Guide on applying for exemption from expenditure conditions for exploration and prospecting licences – temporary for COVID-19
The intention of the Mining Act 1978 is to ensure effective exploration and development and therefore ground should not remain unexplored without compelling reasons.
Section 102 of the Mining Act 1978 provides a mechanism for exemption from expenditure commitments for a given expenditure year.
Reasons for exemption
Title to the tenement is in dispute
Time is required to evaluate work done on the tenement, plan future exploration or mining or raise capital
Time to purchase and erect plant and machinery
Tenement contains a mineral deposit which is uneconomic
Tenement contains mineral ore which is required to sustain the future operations of an existing or proposed mining operation
Mining on the tenement is prevented or restricted by political, environmental, force majeure, heritage, restrictive conditions placed on the tenement or other issues
Aggregate exploration expenditure met for tenements in a project
Any other reason which the Minister for Mines and Petroleum considers sufficient to justify an exemption.
Please note that a detailed explanation of the DMIR’s guidelines when assessing each of these reasons is provided in the document Policy Guidelines – Exemption from Expenditure Condition.
Lodgement of an application for exemption
The Mining Act 1978 requires that an application for exemption be lodged on the prescribed form (Form 18) and with the prescribed fee via the department’s website using Mineral Titles Online or at any DMIRS Mining Registrar office. The application must be lodged within 60 days after the end of the year to which it relates.
The applicant should note that a brief reason for exemption must be stated on the application (Form 18) in addition to and against the subsection under which exemption is being sought. A statutory declaration must be lodged within 28 days of the lodgment of the application for exemption. In the event that the statutory declaration cannot be lodged within 28 days, an extension of time must be requested by the applicant, stating reasons why the statutory declaration cannot be lodged in time. This request must be lodged at the DMIRS Perth office. The applicant should also ensure that all relevant detail and evidence is included in the statutory declaration in support of the subsection and accompanying reason stated on the application. This is not applicable for an application for exemption lodged exclusively for COVID-19 reasons under regulation 55.
The application will be published on the DMIRS website for the relevant objection period. Should no objection be lodged against the application, it will be forwarded to Perth for determination by the Minister for Mines and Petroleum.
In the event that an objection is lodged against an application, the exemption cannot be determined until the Warden has made a recommendation to the Minister responsible for the Mining Act 1978, or, the objection has been withdrawn by the objector or dismissed by the Warden and an Order made to this effect is made by the Warden.
Assessment and determination of applications for exemptions
The application for exemption is assessed by DMIRS, based upon the information provided by the applicant. The supporting evidence provided in the statutory declaration will only be taken into account where it is consistent with the subsection stated on the application. The tenement holder will be advised once the application has been determined.

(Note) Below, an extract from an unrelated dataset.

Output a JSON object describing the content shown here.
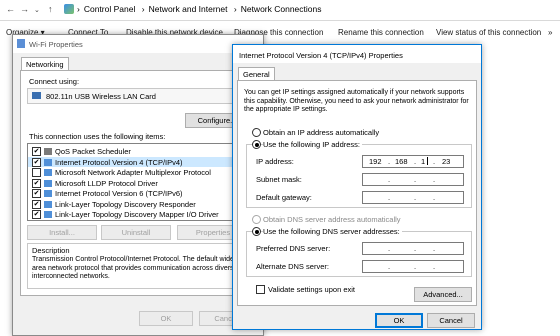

Refusal of applications for exemption - forfeiture action to commence
The refusal of an exemption will result in the commencement of forfeiture proceedings by DMIRS.
In respect to Exploration Licences and Mining Leases, the tenement holder will be issued with a Notice of Intention to Forfeit as provided in Regulation 50. The tenement holder may then make a submission for the Minister for Mines and Petroleum’s consideration.
Anything the applicant considers relevant may be included in the submission. Of particular interest to the Minister for Mines and Petroleum would be details of any work planned (or work already being undertaken) on the tenement in the current period.
Following consideration of the submission, the Minister for Mines and Petroleum may take no further action, impose a penalty (fine), or forfeit the tenement pursuant to Sections 96A or 97 of the Mining Act 1978.
If forfeiture is commenced in respect to prospecting licences, the provisions of Regulation 49 will apply. The Warden, as he thinks fit in the circumstances of the case and depending on the mitigating circumstances brought to his attention by the tenement holder, may take no further action, impose a penalty (fine) or forfeit the tenement pursuant to Section 96 of the Mining Act 1978.
Note: There is no provision in the Mining Act 1978 for the refund of the application fee if an application is withdrawn (minimum expenditure commitment has been subsequently met and an amended Form 5 lodged) or lapsed (upon the death of the tenement).